To each his own of course but many of the objects that annoy you could actually be interesting elements of a photograph. the juxtaposition of people to one another or to other objects in the composition can open a whole new horizon to your photography. We were in Rome this past October and I went thinking I would be photographing the antiquities and ended up with most of my photographs being of people. You have the good fortune of being in a city with a great diversity of back-drops and variety activity. For example brides and grooms being photographed and videoed near the Coliseum while multitudes of people pass obliviously by, back-lit crowds of people on streets near the Spanish steps with just the tops of their heads shining and on and on. Go out with one camera and only one or two lenses and see things with different eyes. Have fun!
Wow. Like many here, this was me, too. The Holga suggestion is a TERRIFIC one.
May I also suggest reading a great little book called Art & Fear? It gets to the heart of the problems we all seemingly face one time or another:
If I may say one thing more; one of my favorite aspects of large-format photography (or just highly detailed & sharp architectural photography) is the ability to explore the picture. The fidelity is such that you can look at it and find new things... kind like a Where's Waldo book or something.
I personally would think that the theatre picture you speak of might be enhanced by this errant piece of paper in the gutter. It's a tiny piece of intrigue and reality.
At any rate, I've enjoyed this discussion and will listen henceforth
If you are the big tree, we are the small axe
I have been there too - and my chosen subject was portraits!
What "cured" me was a long study of Julia Margaret Cameron's photos. With smudges, scratches, cracks, uneven coating, and chicken feather embedded in the emulsion. Yet wonderful.
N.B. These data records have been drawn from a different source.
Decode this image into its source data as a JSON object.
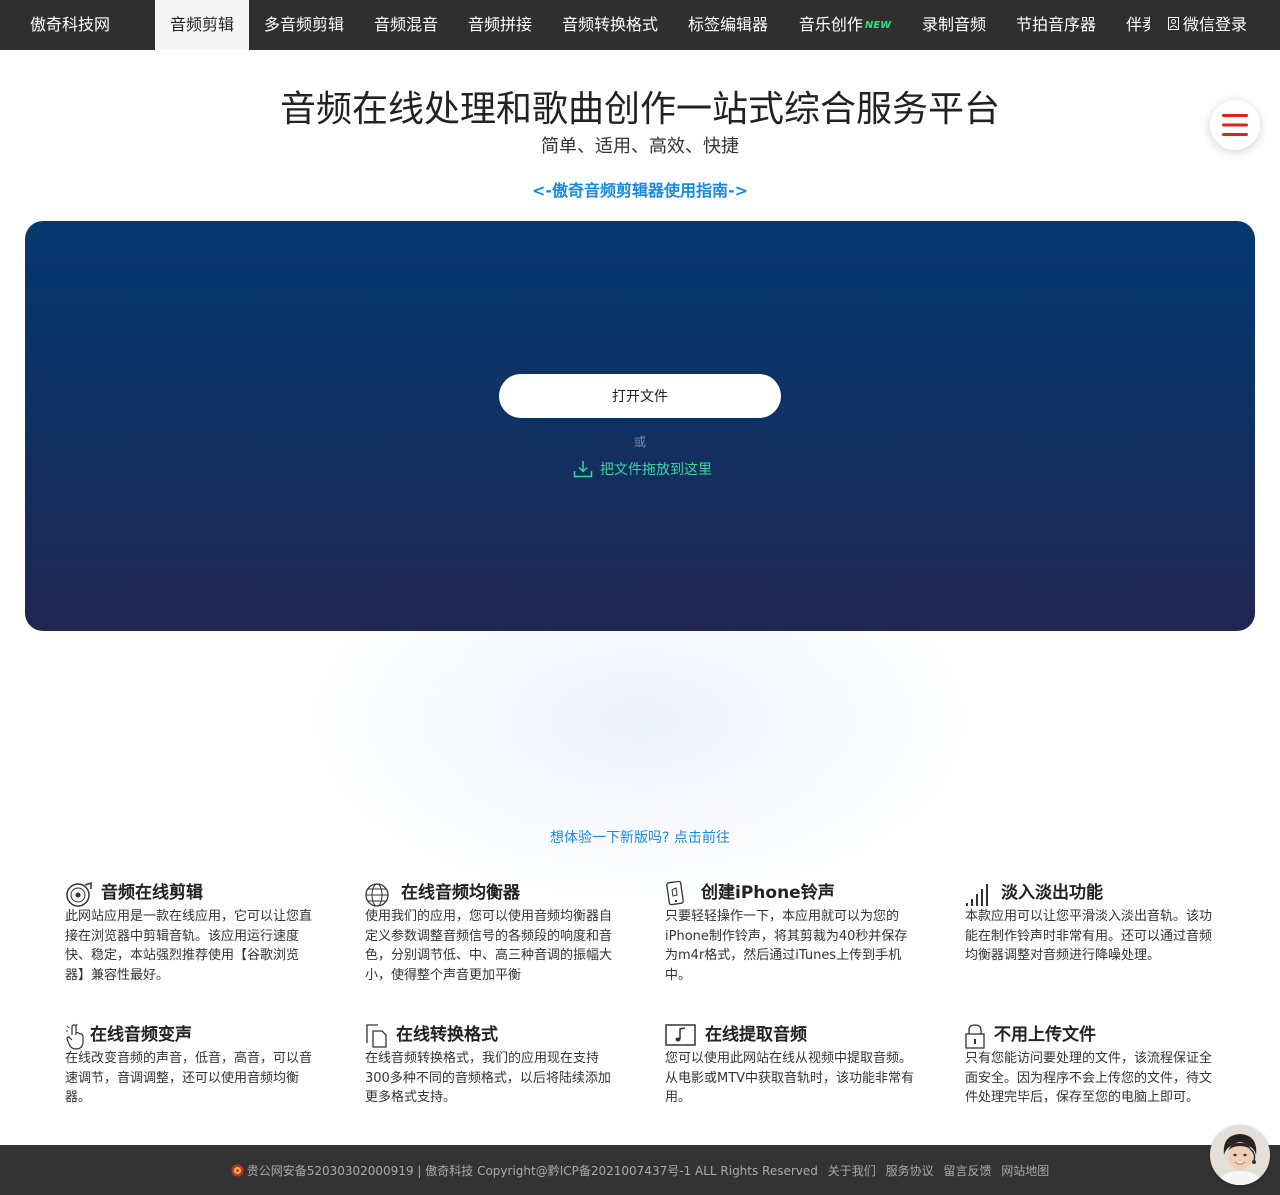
{
  "nav": {
    "brand": "傲奇科技网",
    "items": [
      {
        "label": "音频剪辑",
        "active": true
      },
      {
        "label": "多音频剪辑"
      },
      {
        "label": "音频混音"
      },
      {
        "label": "音频拼接"
      },
      {
        "label": "音频转换格式"
      },
      {
        "label": "标签编辑器"
      },
      {
        "label": "音乐创作",
        "badge": "NEW"
      },
      {
        "label": "录制音频"
      },
      {
        "label": "节拍音序器"
      },
      {
        "label": "伴奏"
      }
    ],
    "login": "微信登录"
  },
  "header": {
    "title": "音频在线处理和歌曲创作一站式综合服务平台",
    "subtitle": "简单、适用、高效、快捷",
    "guide_link": "<-傲奇音频剪辑器使用指南->"
  },
  "upload": {
    "open_button": "打开文件",
    "or": "或",
    "drop_text": "把文件拖放到这里"
  },
  "newversion_link": "想体验一下新版吗? 点击前往",
  "features": [
    {
      "title": "音频在线剪辑",
      "icon": "vinyl-record-icon",
      "desc": "此网站应用是一款在线应用，它可以让您直接在浏览器中剪辑音轨。该应用运行速度快、稳定，本站强烈推荐使用【谷歌浏览器】兼容性最好。"
    },
    {
      "title": "在线音频均衡器",
      "icon": "globe-icon",
      "desc": "使用我们的应用，您可以使用音频均衡器自定义参数调整音频信号的各频段的响度和音色，分别调节低、中、高三种音调的振幅大小，使得整个声音更加平衡"
    },
    {
      "title": "创建iPhone铃声",
      "icon": "phone-icon",
      "desc": "只要轻轻操作一下，本应用就可以为您的iPhone制作铃声，将其剪裁为40秒并保存为m4r格式，然后通过iTunes上传到手机中。"
    },
    {
      "title": "淡入淡出功能",
      "icon": "signal-bars-icon",
      "desc": "本款应用可以让您平滑淡入淡出音轨。该功能在制作铃声时非常有用。还可以通过音频均衡器调整对音频进行降噪处理。"
    },
    {
      "title": "在线音频变声",
      "icon": "hand-pointer-icon",
      "desc": "在线改变音频的声音，低音，高音，可以音速调节，音调调整，还可以使用音频均衡器。"
    },
    {
      "title": "在线转换格式",
      "icon": "copy-files-icon",
      "desc": "在线音频转换格式，我们的应用现在支持300多种不同的音频格式，以后将陆续添加更多格式支持。"
    },
    {
      "title": "在线提取音频",
      "icon": "music-note-icon",
      "desc": "您可以使用此网站在线从视频中提取音频。从电影或MTV中获取音轨时，该功能非常有用。"
    },
    {
      "title": "不用上传文件",
      "icon": "padlock-icon",
      "desc": "只有您能访问要处理的文件，该流程保证全面安全。因为程序不会上传您的文件，待文件处理完毕后，保存至您的电脑上即可。"
    }
  ],
  "footer": {
    "police": "贵公网安备52030302000919",
    "copyright": " | 傲奇科技 Copyright@黔ICP备2021007437号-1 ALL Rights Reserved",
    "links": [
      "关于我们",
      "服务协议",
      "留言反馈",
      "网站地图"
    ]
  },
  "colors": {
    "nav_bg": "#2f2f2f",
    "link_blue": "#1a8ae0",
    "drop_green": "#36d6a0",
    "menu_red": "#e0221c",
    "panel_top": "#05386f",
    "panel_bottom": "#202650"
  }
}
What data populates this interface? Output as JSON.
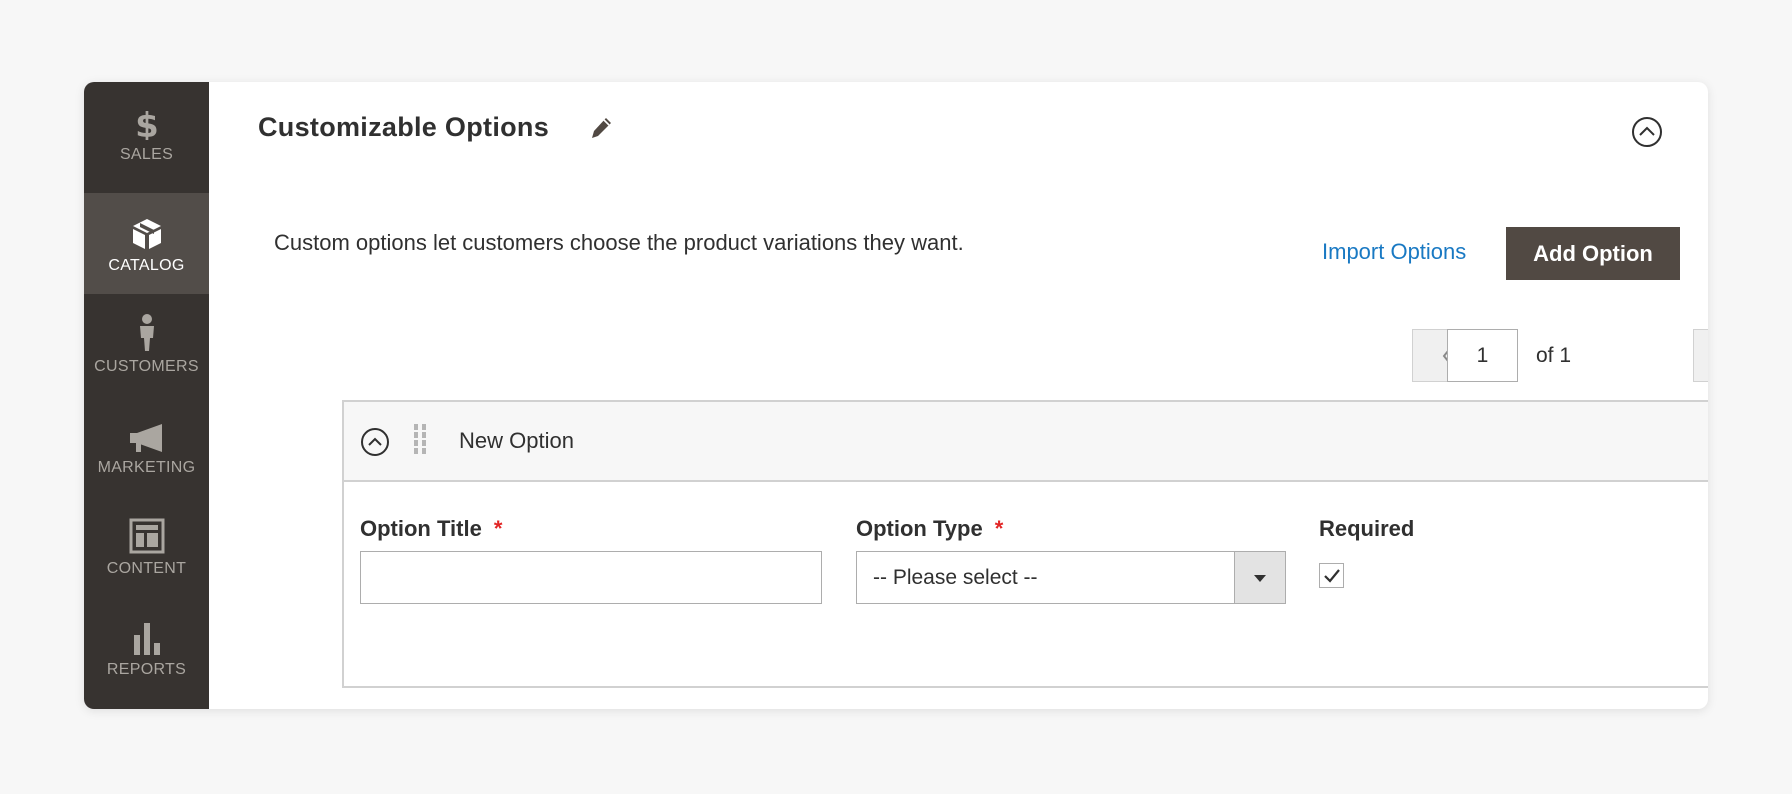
{
  "sidebar": {
    "items": [
      {
        "label": "SALES",
        "icon": "dollar-icon",
        "active": false
      },
      {
        "label": "CATALOG",
        "icon": "cube-icon",
        "active": true
      },
      {
        "label": "CUSTOMERS",
        "icon": "person-icon",
        "active": false
      },
      {
        "label": "MARKETING",
        "icon": "megaphone-icon",
        "active": false
      },
      {
        "label": "CONTENT",
        "icon": "layout-icon",
        "active": false
      },
      {
        "label": "REPORTS",
        "icon": "bar-chart-icon",
        "active": false
      }
    ]
  },
  "section": {
    "title": "Customizable Options",
    "description": "Custom options let customers choose the product variations they want.",
    "import_label": "Import Options",
    "add_label": "Add Option"
  },
  "pager": {
    "current": "1",
    "total_text": "of 1"
  },
  "option": {
    "name": "New Option",
    "title_label": "Option Title",
    "title_value": "",
    "type_label": "Option Type",
    "type_value": "-- Please select --",
    "required_label": "Required",
    "required_marker": "*",
    "required_checked": true
  },
  "colors": {
    "sidebar_bg": "#373330",
    "sidebar_active": "#524d49",
    "primary_button": "#514943",
    "link": "#1979c3",
    "required_star": "#e22626"
  }
}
I didn't go so far as to keep chickens in my darkroom, but at least I learned that some imperfections simply don't matter.
-- Ole Tjugen, Luddite Elitist